WORK ORDER:
Which of the lines below contain the string "nabití"? Pull each one out of the data.

DATASET RECORDS:
++++++++++++++++++++
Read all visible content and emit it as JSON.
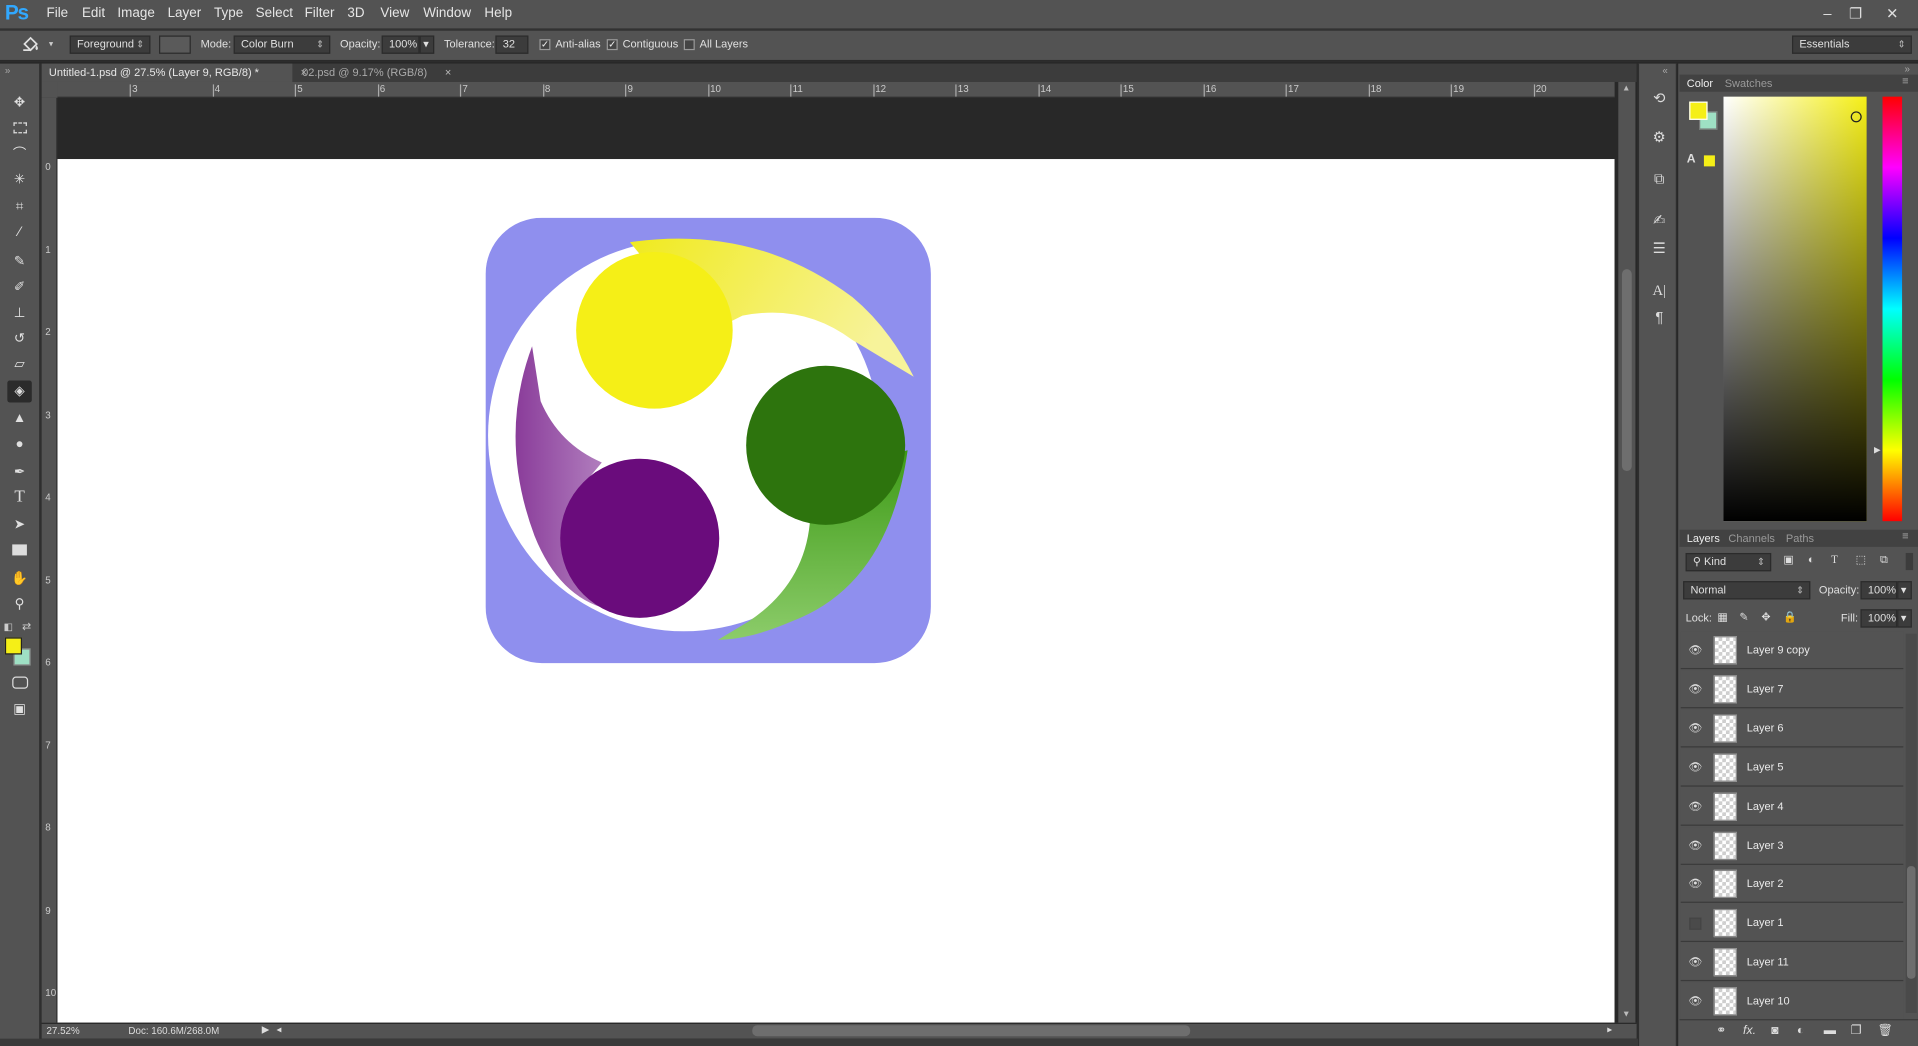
{
  "app": {
    "logo": "Ps"
  },
  "menu": [
    "File",
    "Edit",
    "Image",
    "Layer",
    "Type",
    "Select",
    "Filter",
    "3D",
    "View",
    "Window",
    "Help"
  ],
  "window_controls": [
    "–",
    "❐",
    "✕"
  ],
  "options": {
    "fill_source": "Foreground",
    "mode_label": "Mode:",
    "mode_value": "Color Burn",
    "opacity_label": "Opacity:",
    "opacity_value": "100%",
    "tolerance_label": "Tolerance:",
    "tolerance_value": "32",
    "antialias_label": "Anti-alias",
    "antialias_checked": true,
    "contiguous_label": "Contiguous",
    "contiguous_checked": true,
    "all_layers_label": "All Layers",
    "all_layers_checked": false,
    "workspace": "Essentials"
  },
  "tabs": [
    {
      "label": "Untitled-1.psd @ 27.5% (Layer 9, RGB/8) *",
      "active": true
    },
    {
      "label": "02.psd @ 9.17% (RGB/8)",
      "active": false
    }
  ],
  "ruler_h": [
    "3",
    "4",
    "5",
    "6",
    "7",
    "8",
    "9",
    "10",
    "11",
    "12",
    "13",
    "14",
    "15",
    "16",
    "17",
    "18",
    "19",
    "20"
  ],
  "ruler_v": [
    "0",
    "1",
    "2",
    "3",
    "4",
    "5",
    "6",
    "7",
    "8",
    "9",
    "10"
  ],
  "status": {
    "zoom": "27.52%",
    "doc": "Doc: 160.6M/268.0M"
  },
  "color_panel": {
    "tabs": [
      "Color",
      "Swatches"
    ],
    "foreground": "#f5ef17",
    "background": "#9ee0c4"
  },
  "layers_panel": {
    "tabs": [
      "Layers",
      "Channels",
      "Paths"
    ],
    "filter_kind": "Kind",
    "blend_mode": "Normal",
    "opacity_label": "Opacity:",
    "opacity_value": "100%",
    "lock_label": "Lock:",
    "fill_label": "Fill:",
    "fill_value": "100%",
    "layers": [
      {
        "name": "Layer 9 copy",
        "visible": true
      },
      {
        "name": "Layer 7",
        "visible": true
      },
      {
        "name": "Layer 6",
        "visible": true
      },
      {
        "name": "Layer 5",
        "visible": true
      },
      {
        "name": "Layer 4",
        "visible": true
      },
      {
        "name": "Layer 3",
        "visible": true
      },
      {
        "name": "Layer 2",
        "visible": true
      },
      {
        "name": "Layer 1",
        "visible": false
      },
      {
        "name": "Layer 11",
        "visible": true
      },
      {
        "name": "Layer 10",
        "visible": true
      }
    ]
  },
  "artwork": {
    "background": "#8f8fee",
    "yellow": "#f5ef17",
    "green": "#2d740d",
    "purple": "#6a0c7c"
  }
}
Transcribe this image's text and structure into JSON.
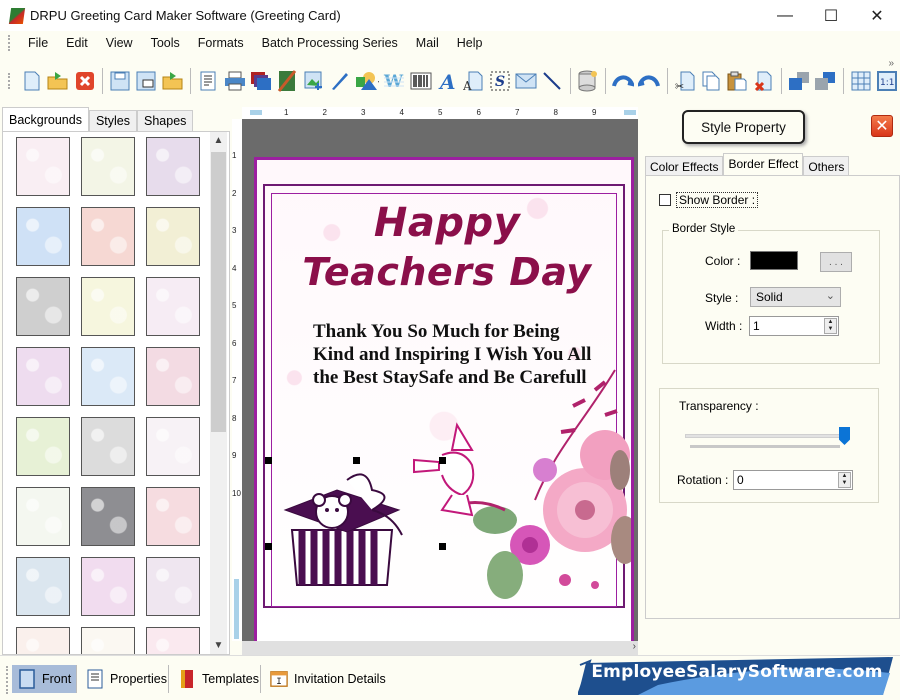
{
  "window": {
    "title": "DRPU Greeting Card Maker Software (Greeting Card)",
    "controls": {
      "minimize": "—",
      "maximize": "☐",
      "close": "✕"
    }
  },
  "menu": [
    "File",
    "Edit",
    "View",
    "Tools",
    "Formats",
    "Batch Processing Series",
    "Mail",
    "Help"
  ],
  "toolbar": {
    "buttons": [
      {
        "name": "new",
        "glyph": "🗋"
      },
      {
        "name": "open",
        "glyph": "📂"
      },
      {
        "name": "close",
        "glyph": "✖"
      },
      {
        "name": "save",
        "glyph": "💾"
      },
      {
        "name": "save-as",
        "glyph": "💾"
      },
      {
        "name": "open-template",
        "glyph": "📂"
      },
      {
        "name": "properties",
        "glyph": "📄"
      },
      {
        "name": "print",
        "glyph": "🖶"
      },
      {
        "name": "background",
        "glyph": "▦"
      },
      {
        "name": "image-crop",
        "glyph": "◩"
      },
      {
        "name": "insert-image",
        "glyph": "🖼"
      },
      {
        "name": "pencil",
        "glyph": "✒"
      },
      {
        "name": "shapes",
        "glyph": "⬟"
      },
      {
        "name": "word-art",
        "glyph": "W"
      },
      {
        "name": "barcode",
        "glyph": "▥"
      },
      {
        "name": "text",
        "glyph": "A"
      },
      {
        "name": "text-style",
        "glyph": "Ą"
      },
      {
        "name": "signature",
        "glyph": "S"
      },
      {
        "name": "mail",
        "glyph": "✉"
      },
      {
        "name": "line",
        "glyph": "╲"
      },
      {
        "name": "database",
        "glyph": "🛢"
      },
      {
        "name": "undo",
        "glyph": "↶"
      },
      {
        "name": "redo",
        "glyph": "↷"
      },
      {
        "name": "cut",
        "glyph": "✂"
      },
      {
        "name": "copy",
        "glyph": "⎘"
      },
      {
        "name": "paste",
        "glyph": "📋"
      },
      {
        "name": "delete",
        "glyph": "✗"
      },
      {
        "name": "bring-front",
        "glyph": "◧"
      },
      {
        "name": "send-back",
        "glyph": "◨"
      },
      {
        "name": "grid",
        "glyph": "▦"
      },
      {
        "name": "actual-size",
        "glyph": "1:1"
      }
    ],
    "overflow": "»"
  },
  "left_panel": {
    "tabs": [
      "Backgrounds",
      "Styles",
      "Shapes"
    ],
    "active_tab": "Backgrounds",
    "thumbnails": [
      {
        "name": "pastel-doodles",
        "color": "#f9eef3"
      },
      {
        "name": "baby-items",
        "color": "#f3f5e6"
      },
      {
        "name": "lavender-flowers",
        "color": "#e7dcec"
      },
      {
        "name": "clouds",
        "color": "#cfe1f6"
      },
      {
        "name": "strawberries",
        "color": "#f6d8d3"
      },
      {
        "name": "leaves",
        "color": "#f2efd5"
      },
      {
        "name": "grey-leaves",
        "color": "#cfcfcf"
      },
      {
        "name": "flower-strip",
        "color": "#f6f6de"
      },
      {
        "name": "gift-boxes",
        "color": "#f6ecf4"
      },
      {
        "name": "colorful-flowers",
        "color": "#eedcef"
      },
      {
        "name": "snowflakes",
        "color": "#dbe9f7"
      },
      {
        "name": "circle-flowers",
        "color": "#f3dbe3"
      },
      {
        "name": "christmas-trees",
        "color": "#e7f1d6"
      },
      {
        "name": "heart-silver",
        "color": "#dcdcdc"
      },
      {
        "name": "birthday-text",
        "color": "#f7f2f6"
      },
      {
        "name": "green-hearts",
        "color": "#f4f7f0"
      },
      {
        "name": "bokeh-lights",
        "color": "#8e8e92"
      },
      {
        "name": "red-hearts",
        "color": "#f6dce0"
      },
      {
        "name": "santa",
        "color": "#dbe6ef"
      },
      {
        "name": "pink-bubbles",
        "color": "#f1dcef"
      },
      {
        "name": "butterflies",
        "color": "#efe6f0"
      },
      {
        "name": "stripes",
        "color": "#faf0ec"
      },
      {
        "name": "teddy",
        "color": "#fbf8f2"
      },
      {
        "name": "pink-pattern",
        "color": "#fae9ef"
      }
    ],
    "scroll_up": "^",
    "scroll_down": "v"
  },
  "rulers": {
    "horizontal": [
      "1",
      "2",
      "3",
      "4",
      "5",
      "6",
      "7",
      "8",
      "9"
    ],
    "vertical": [
      "1",
      "2",
      "3",
      "4",
      "5",
      "6",
      "7",
      "8",
      "9",
      "10"
    ]
  },
  "card": {
    "title_line1": "Happy",
    "title_line2": "Teachers Day",
    "message": "Thank You So Much for Being Kind and Inspiring I Wish You All the Best StaySafe and Be Carefull",
    "title_color": "#8b0f4a",
    "border_color": "#9c1fa0"
  },
  "right_panel": {
    "title": "Style Property",
    "close_glyph": "✕",
    "tabs": [
      "Color Effects",
      "Border Effect",
      "Others"
    ],
    "active_tab": "Border Effect",
    "show_border": {
      "label": "Show Border :",
      "checked": false
    },
    "border_style": {
      "legend": "Border Style",
      "color_label": "Color :",
      "color_value": "#000000",
      "color_button": ". . .",
      "style_label": "Style :",
      "style_value": "Solid",
      "width_label": "Width :",
      "width_value": "1"
    },
    "transparency": {
      "label": "Transparency :",
      "value_percent": 100
    },
    "rotation": {
      "label": "Rotation :",
      "value": "0"
    }
  },
  "bottom_tabs": [
    {
      "label": "Front",
      "active": true
    },
    {
      "label": "Properties",
      "active": false
    },
    {
      "label": "Templates",
      "active": false
    },
    {
      "label": "Invitation Details",
      "active": false
    }
  ],
  "brand": {
    "text": "EmployeeSalarySoftware.com"
  }
}
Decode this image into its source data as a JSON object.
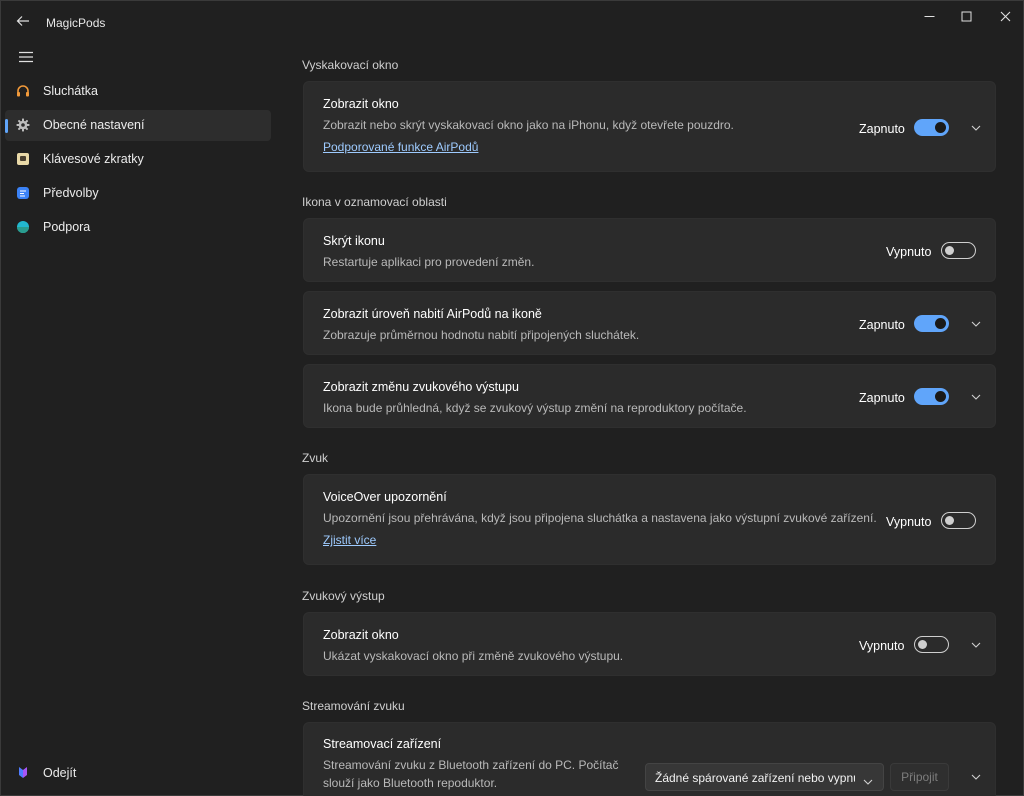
{
  "app": {
    "title": "MagicPods"
  },
  "sidebar": {
    "items": [
      {
        "label": "Sluchátka"
      },
      {
        "label": "Obecné nastavení"
      },
      {
        "label": "Klávesové zkratky"
      },
      {
        "label": "Předvolby"
      },
      {
        "label": "Podpora"
      }
    ],
    "exit_label": "Odejít"
  },
  "sections": {
    "popup": {
      "heading": "Vyskakovací okno",
      "show_window": {
        "title": "Zobrazit okno",
        "description": "Zobrazit nebo skrýt vyskakovací okno jako na iPhonu, když otevřete pouzdro.",
        "link": "Podporované funkce AirPodů",
        "state": "Zapnuto"
      }
    },
    "tray": {
      "heading": "Ikona v oznamovací oblasti",
      "hide_icon": {
        "title": "Skrýt ikonu",
        "description": "Restartuje aplikaci pro provedení změn.",
        "state": "Vypnuto"
      },
      "battery_level": {
        "title": "Zobrazit úroveň nabití AirPodů na ikoně",
        "description": "Zobrazuje průměrnou hodnotu nabití připojených sluchátek.",
        "state": "Zapnuto"
      },
      "output_change": {
        "title": "Zobrazit změnu zvukového výstupu",
        "description": "Ikona bude průhledná, když se zvukový výstup změní na reproduktory počítače.",
        "state": "Zapnuto"
      }
    },
    "sound": {
      "heading": "Zvuk",
      "voiceover": {
        "title": "VoiceOver upozornění",
        "description": "Upozornění jsou přehrávána, když jsou připojena sluchátka a nastavena jako výstupní zvukové zařízení.",
        "link": "Zjistit více",
        "state": "Vypnuto"
      }
    },
    "output": {
      "heading": "Zvukový výstup",
      "show_window": {
        "title": "Zobrazit okno",
        "description": "Ukázat vyskakovací okno při změně zvukového výstupu.",
        "state": "Vypnuto"
      }
    },
    "streaming": {
      "heading": "Streamování zvuku",
      "device": {
        "title": "Streamovací zařízení",
        "description_line1": "Streamování zvuku z Bluetooth zařízení do PC. Počítač",
        "description_line2": "slouží jako Bluetooth repoduktor.",
        "dropdown_value": "Žádné spárované zařízení nebo vypnuto",
        "connect_label": "Připojit"
      }
    }
  },
  "colors": {
    "accent": "#60a5fa",
    "background": "#202020",
    "card": "#2b2b2b"
  }
}
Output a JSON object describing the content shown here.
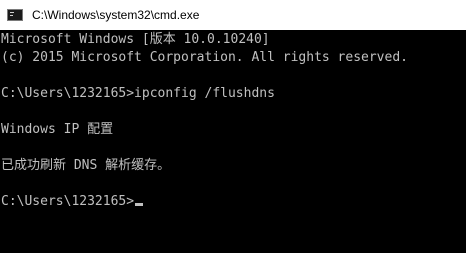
{
  "window": {
    "title": "C:\\Windows\\system32\\cmd.exe",
    "icon": "cmd-icon"
  },
  "console": {
    "lines": [
      "Microsoft Windows [版本 10.0.10240]",
      "(c) 2015 Microsoft Corporation. All rights reserved.",
      "",
      "C:\\Users\\1232165>ipconfig /flushdns",
      "",
      "Windows IP 配置",
      "",
      "已成功刷新 DNS 解析缓存。",
      "",
      "C:\\Users\\1232165>"
    ]
  },
  "colors": {
    "background": "#000000",
    "text": "#c0c0c0",
    "titlebar": "#ffffff"
  }
}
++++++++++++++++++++
YOUR RESPONSE:
        "title": "Zobrazit úroveň nabití AirPodů na ikoně",
        "description": "Zobrazuje průměrnou hodnotu nabití připojených sluchátek.",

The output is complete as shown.